I fought my way to a small shoulder-to-shoulder nose-to-tail peaceful spot in the crowd, and as I grabbed for a hand hold to brace for take-off, I looked down and there’s this little waif, cute as anything, with red hair and green eyes, as Scottish or Irish a lass as is possible. Waist high, so I guess about 6-7? 8? Doing the restless in-place dance that kids do, with her little pink roller suitcase being the focal point of her pirouettes. And her Mom, adjacent to us both, and also very cute but in a more womanly way, with a friendly smile and dancing willing-to-make-contact eyes. No husband or other male companion, just the two.
The Mom asks the girl to please grab a rail to keep from falling down when the train starts, “because this is like the subway at home.” Inwardly I make a guess – New Yorkers? Friendly smile/eyes notwithstanding?
A lady's voice (taped) announces that the train is about to start, and it does. With a jerk that actually causes a lady behind us to partially fall. Ever the hero, I allow her to grab me and arrest her fall, preventing (for her) a full meeting of face and floor. (OK, I just happened to be in the way, but heroically so).
We recover. And the train is moving. The little girl looks up at her mom with a puzzled expression, and asks “Mommy, what are Baloneys?” (Um, I thought, definitely not Southerners).
This catches the mom (and me) off guard, but she answers, “Baloney? Well, honey, baloney is a kind of processed meat.”
A moment passes, and (fortunately for me because I was also bewildered but felt that I, as a stranger, couldn’t ask), the mom very sweetly asks her “Why did you ask that? Did you hear someone mention baloney?”
The little girl then says “The lady, when the train started, she asked us to ‘Hold on to our Baloneys?’”
At that moment I began to feel a little apprehensive as to where this might lead, I mean, this little girl was actually within inches of, well, what some might regard as my baloney, and not too far from multiple “Baloneys” in the crowd. Little kids can be so unpredictable with their questions, and I could tell there was a bit of apprehension with her mom too, but she took a breath and asked where she had heard that.

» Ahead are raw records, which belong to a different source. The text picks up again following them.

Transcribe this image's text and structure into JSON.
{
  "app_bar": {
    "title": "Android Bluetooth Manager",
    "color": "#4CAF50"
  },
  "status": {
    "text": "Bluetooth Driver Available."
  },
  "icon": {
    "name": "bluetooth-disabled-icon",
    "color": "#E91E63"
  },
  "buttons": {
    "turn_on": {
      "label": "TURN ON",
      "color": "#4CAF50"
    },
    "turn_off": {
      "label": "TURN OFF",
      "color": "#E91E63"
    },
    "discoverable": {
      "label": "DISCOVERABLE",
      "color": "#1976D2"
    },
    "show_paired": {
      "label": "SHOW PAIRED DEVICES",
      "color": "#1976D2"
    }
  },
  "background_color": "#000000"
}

The little girl said “In the announcement. The lady said ‘Grab a hand hold and hold on to your baloneys’”.
She had been referring to the taped announcement when the train started to “Grab a hand hold and hold on to your belongings”.
We laughed. Relieved.
My stop had come and it was my turn to elbow thru the crowd, but before I set off I complimented the mother on her very entertaining child. She of course, agreed, explaining with a laugh that they rode the subway in NY Manhattan, but that they didn’t hear the same announcement there when the train started.
An adorable vignette (maybe you had to be there, but take my word for it) which lightened up an otherwise very dreary Christmas travel day for me.